Book Two will cover Carol’s suicide, Claudette’s dealing with the suicide and her healing process that involves helping others heal through music.

Book Three will cover Claudette’s own daughter’s suicide and how she processes through that while guiding her niece through the loss of her cousin who seemed like a sister to her as they grew up together and both became professional nurses; the latter book giving me opportunity to write my own autobiography contribution of sorts that I have been working on as a side project, and including my story in theirs.

This might actually lead to a Book Four.

I don’t intend to do this for marketing purposes, but to write three or four compelling novels that stand as a series. I would not release one, until I had all three or four ready for release. We are talking years down the road, but what do I have but time? I am not paying any bills here.

If you have managed to follow this long ramble on my disordered thought process, what do you think, stand alone or series?

Another question, and one I struggle with in all of my writing, what person to write in?

In a series, do I need to stay with third person if I start with third person?

Creative Expression to Collectively Open Minds

My soon-to-be four year old granddaughter refuses to try to color in the lines. She hates coloring books, but loves to draw and paint freehand. These are birds flying in the air:

Her daddy is an artist and these are a few of his works:

Misha Burnett did a post today that got me thinking about art, music and writing….mostly creativity, whether traditionally or independently produced.

Take art.

Jackson Pollock, Picasso and Rembrandt. All three different styles. All three with their own audience…all styles that were copied.

There are those who swear only their preferred style of art is worthy. Yet there are those art critics who can appreciate the variety of all three.  It is the unique expression of creativity from the soul that makes them worthy.

Take music.

Again, tastes vary tremendously. The people who enjoyed this:

Often Detested This:

And many who loved this:

Thought this was absurd:

Yet they all have had an audience. Many can appreciate all forms of music.

It’s all good. Influential artistry.
It demonstrates our collective creativity.

Now, more than ever, writers have an opportunity to express their creativity.

Dare to be Different!

Writing is like art and music. Along with specific genre choices, people develop an expectation of what is acceptable to them regarding writing style, content, voice, person, POV, execution techniques, formatting choices. When we deviate from that which is expected, we break out of a traditional mold and become creative. Breaking from tradition always carries risks. But, is creativity a bad thing or a good thing? I personally believe creativity is an awesome thing, a powerfully liberating thing…provided the artist, in this case the writer, can attract the right audience. Find your audience.

There are always going to be critics who don’t like your work. It is written in the “wrong” person, the prose is too flowery, the characters didn’t develop “properly”, and the ending was not satisfying. I have been reading reviews of great classics and people are making the same complaints about them as they are contemporary works, because everyone is a master in their own mind.

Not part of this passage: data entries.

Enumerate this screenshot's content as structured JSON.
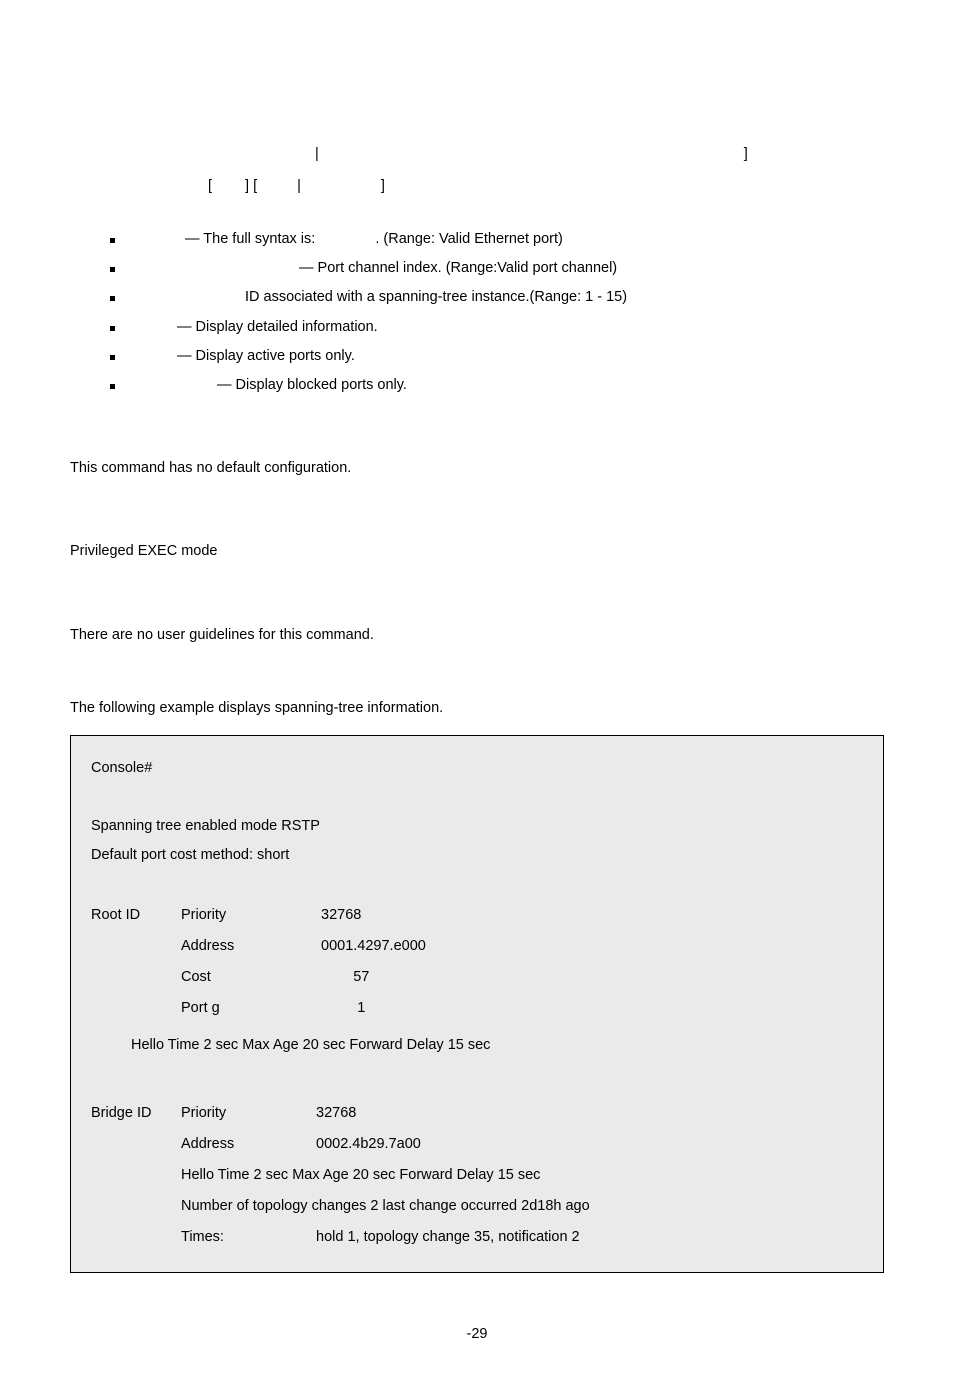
{
  "syntax": {
    "line1_parts": [
      "|",
      "]"
    ],
    "line2_parts": [
      "[",
      "] [",
      "|",
      "]"
    ]
  },
  "items": [
    {
      "pre": "",
      "mid": " — The full syntax is: ",
      "tail": ". (Range: Valid Ethernet port)",
      "pre_w": 36,
      "mid_gap_w": 56
    },
    {
      "pre": "",
      "mid": " — Port channel index. (Range:Valid port channel)",
      "tail": "",
      "pre_w": 150,
      "mid_gap_w": 0
    },
    {
      "pre": "",
      "mid": "ID associated with a spanning-tree instance.(Range: 1 - 15)",
      "tail": "",
      "pre_w": 100,
      "mid_gap_w": 0
    },
    {
      "pre": "",
      "mid": " — Display detailed information.",
      "tail": "",
      "pre_w": 28,
      "mid_gap_w": 0
    },
    {
      "pre": "",
      "mid": " — Display active ports only.",
      "tail": "",
      "pre_w": 28,
      "mid_gap_w": 0
    },
    {
      "pre": "",
      "mid": " — Display blocked ports only.",
      "tail": "",
      "pre_w": 68,
      "mid_gap_w": 0
    }
  ],
  "p1": "This command has no default configuration.",
  "p2": "Privileged EXEC mode",
  "p3": "There are no user guidelines for this command.",
  "p4": "The following example displays spanning-tree information.",
  "console": {
    "prompt": "Console#",
    "l1": "Spanning tree enabled mode RSTP",
    "l2": "Default port cost method: short",
    "root_label": "Root ID",
    "root": [
      {
        "k": "Priority",
        "v": "32768"
      },
      {
        "k": "Address",
        "v": "0001.4297.e000"
      },
      {
        "k": "Cost",
        "v": "        57"
      },
      {
        "k": "Port g",
        "v": "         1"
      }
    ],
    "l3": "Hello Time 2 sec Max Age 20 sec Forward Delay 15 sec",
    "bridge_label": "Bridge ID",
    "bridge": [
      {
        "k": "Priority",
        "v": "32768"
      },
      {
        "k": "Address",
        "v": "0002.4b29.7a00"
      }
    ],
    "l4": "Hello Time 2 sec Max Age 20 sec Forward Delay 15 sec",
    "l5": "Number of topology changes 2 last change occurred 2d18h ago",
    "l6k": "Times:",
    "l6v": "hold 1, topology change 35, notification 2"
  },
  "page_num": "-29"
}
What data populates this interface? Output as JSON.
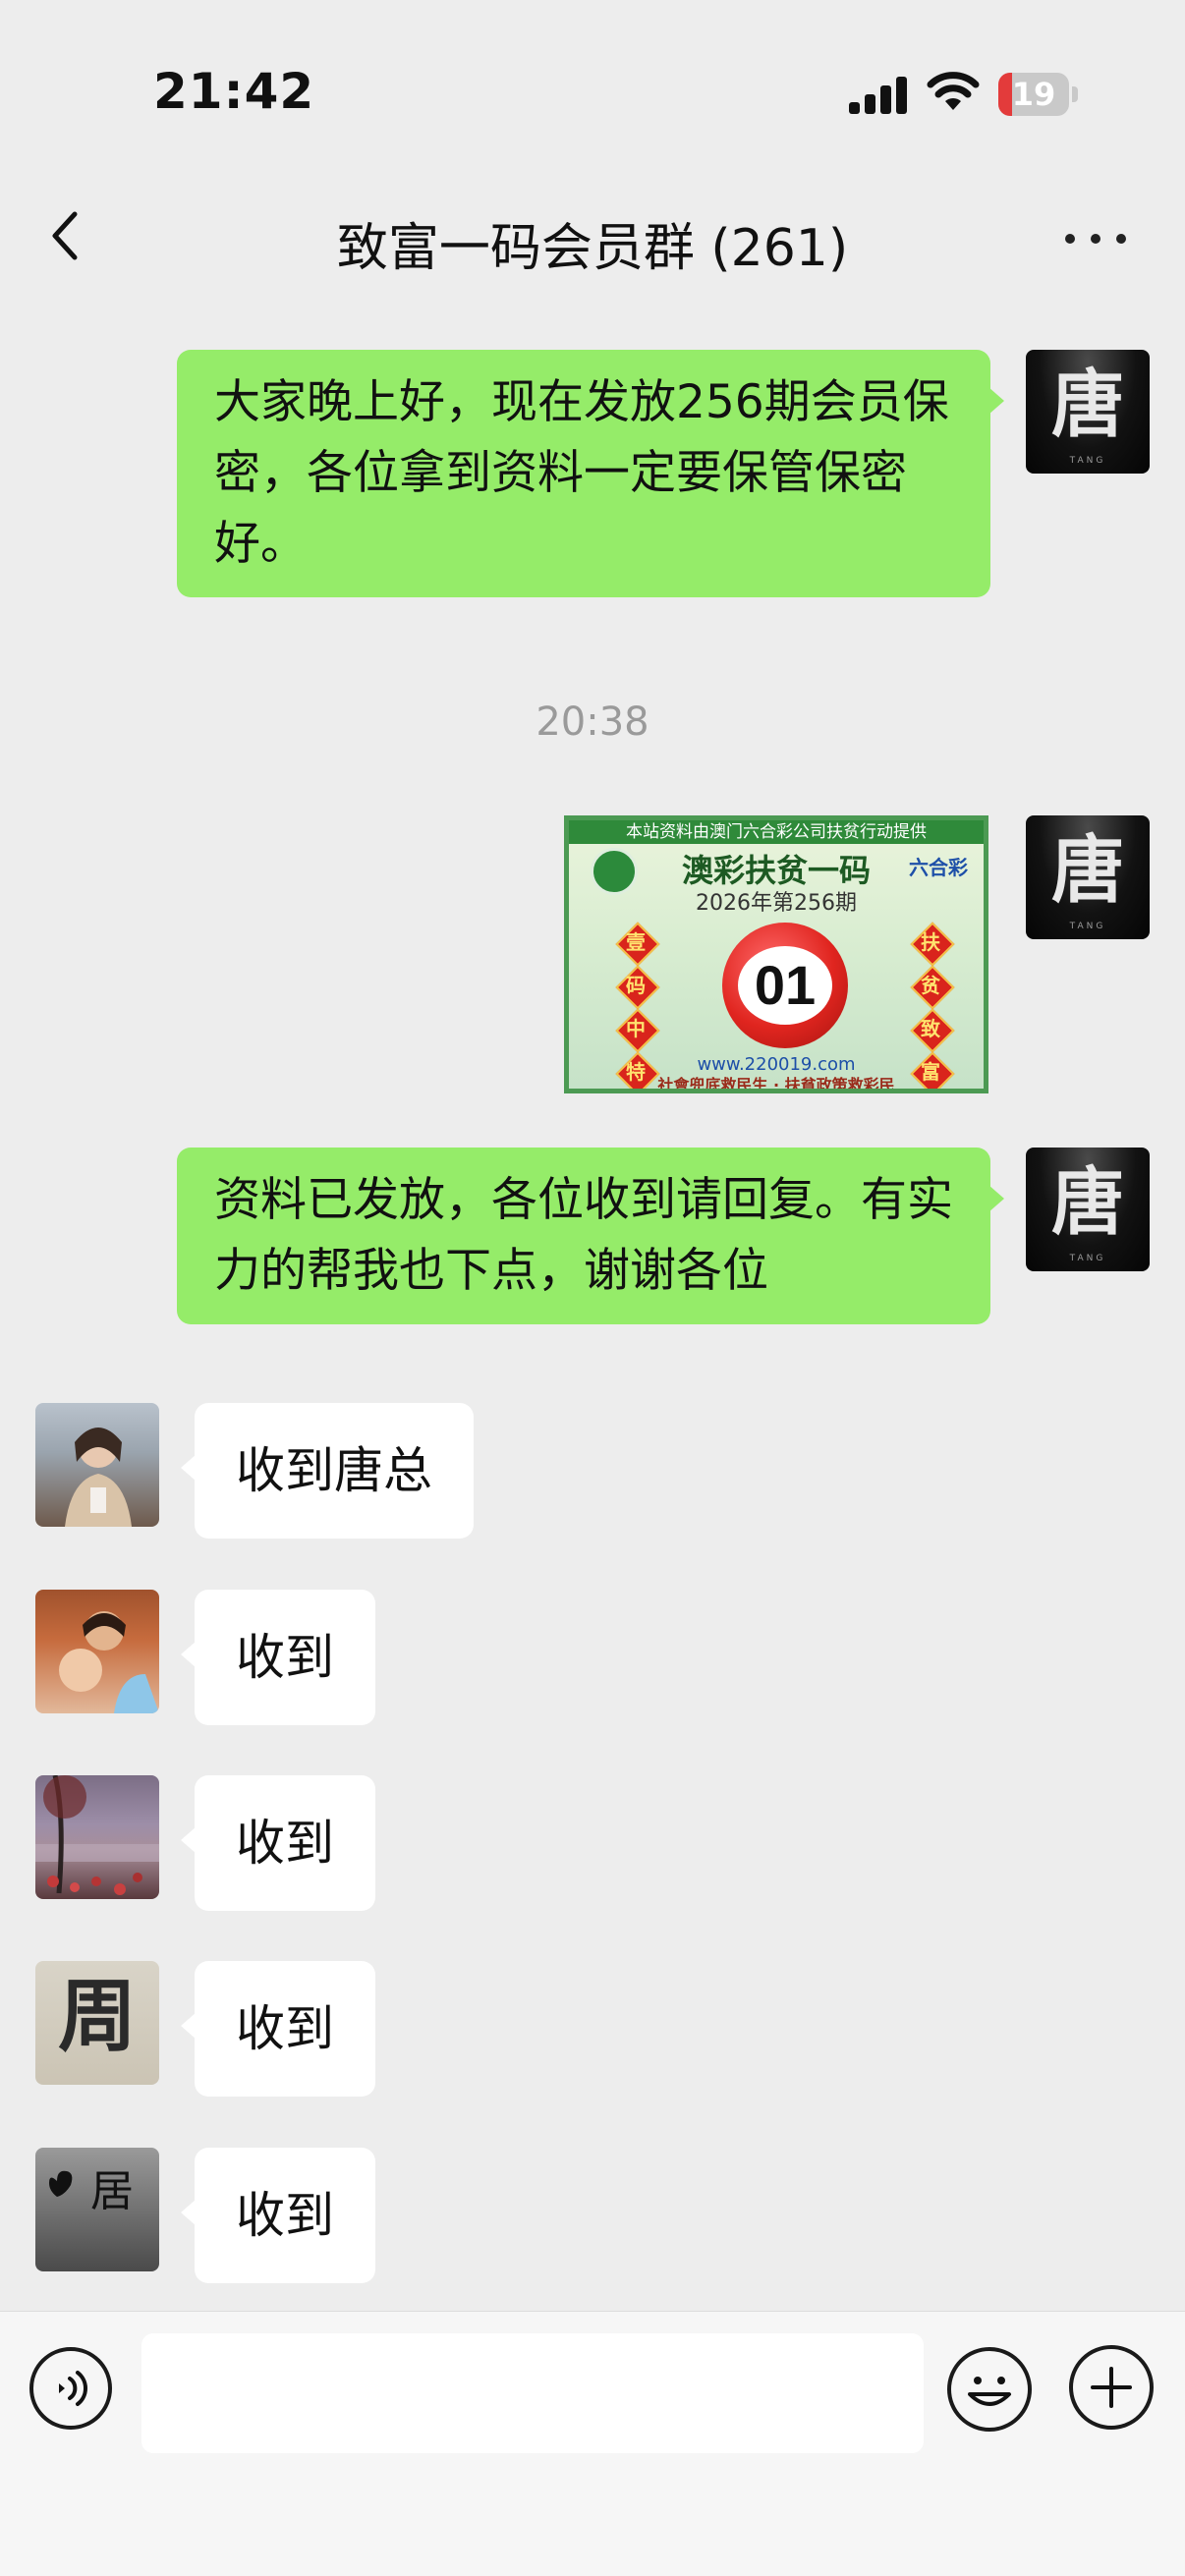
{
  "status_bar": {
    "time": "21:42",
    "battery": "19",
    "battery_level": 0.19
  },
  "nav": {
    "title": "致富一码会员群 (261)"
  },
  "messages": {
    "msg1": "大家晚上好，现在发放256期会员保密，各位拿到资料一定要保管保密好。",
    "timestamp": "20:38",
    "image": {
      "top_banner": "本站资料由澳门六合彩公司扶贫行动提供",
      "title": "澳彩扶贫一码",
      "issue": "2026年第256期",
      "logo": "六合彩",
      "left_chars": [
        "壹",
        "码",
        "中",
        "特"
      ],
      "right_chars": [
        "扶",
        "贫",
        "致",
        "富"
      ],
      "number": "01",
      "url": "www.220019.com",
      "bottom_text": "社會兜底救民生 · 扶貧政策救彩民"
    },
    "msg2": "资料已发放，各位收到请回复。有实力的帮我也下点，谢谢各位",
    "replies": [
      "收到唐总",
      "收到",
      "收到",
      "收到",
      "收到"
    ]
  },
  "avatars": {
    "tang_glyph": "唐",
    "tang_small": "TANG",
    "zhou_glyph": "周",
    "ju_glyph": "居"
  },
  "input": {
    "placeholder": ""
  }
}
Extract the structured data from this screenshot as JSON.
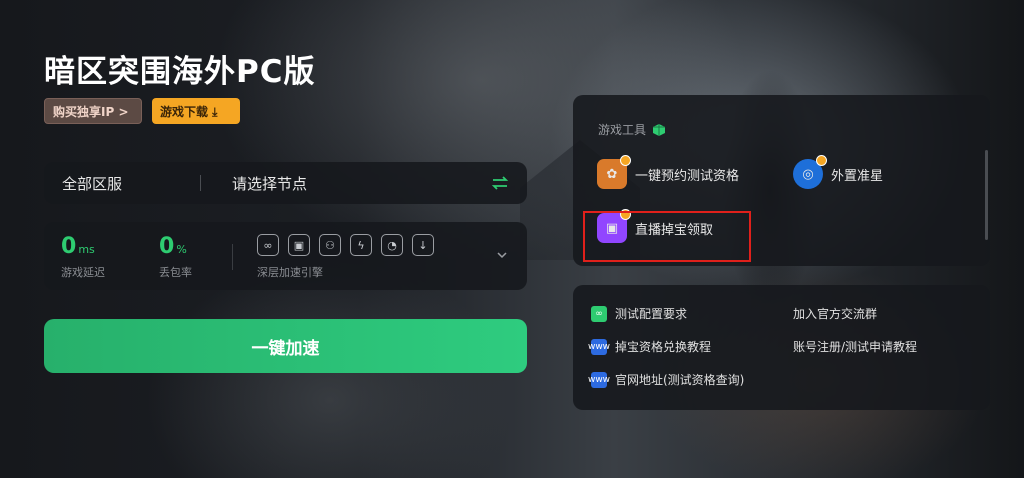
{
  "title": "暗区突围海外PC版",
  "buttons": {
    "buy_ip": "购买独享IP >",
    "download": "游戏下载 ⤓"
  },
  "region": {
    "label": "全部区服",
    "node_placeholder": "请选择节点"
  },
  "stats": {
    "latency": {
      "value": "0",
      "unit": "ms",
      "label": "游戏延迟"
    },
    "loss": {
      "value": "0",
      "unit": "%",
      "label": "丢包率"
    },
    "engine_label": "深层加速引擎"
  },
  "accelerate_label": "一键加速",
  "tools": {
    "title": "游戏工具",
    "items": [
      {
        "label": "一键预约测试资格",
        "icon": "calendar-icon"
      },
      {
        "label": "外置准星",
        "icon": "crosshair-icon"
      },
      {
        "label": "直播掉宝领取",
        "icon": "twitch-icon"
      }
    ]
  },
  "links": [
    {
      "label": "测试配置要求",
      "icon": "link-icon"
    },
    {
      "label": "加入官方交流群",
      "icon": ""
    },
    {
      "label": "掉宝资格兑换教程",
      "icon": "web-icon"
    },
    {
      "label": "账号注册/测试申请教程",
      "icon": ""
    },
    {
      "label": "官网地址(测试资格查询)",
      "icon": "web-icon"
    }
  ],
  "colors": {
    "accent_green": "#2ecc71",
    "download_orange": "#f5a623",
    "highlight_red": "#e0201b"
  }
}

Industry standards are often creativity killers.

Be your own master.

Don’t be an industrial slave unless you choose to be.

Write what you are passionate about. Write how you feel it. Write in the way that is comfortable to you. Write what comes naturally. Don’t force your writing into a mold.

Sure, edit properly. Follow the rules that govern language and grammar, but don’t be afraid to deviate. Don’t be afraid to be creative. Sing your own song. Color outside the lines if it pleases you.

Can you think of books that opened your mind that were written differently than the traditional novel?

“The Color Purple” by Alice Walker, Pulitzer Prize winner, comes to mind.

Ursula K. Le Guin challenged the world with her mix of fantasy and sci-fi at a time when to deviate was simply unacceptable.

“The Book Theif” by Markus-Zusak, published by Random House, is an historical fiction that was narrated by Death, and is a book for teens and adults, with nearly 8000 positive reviews.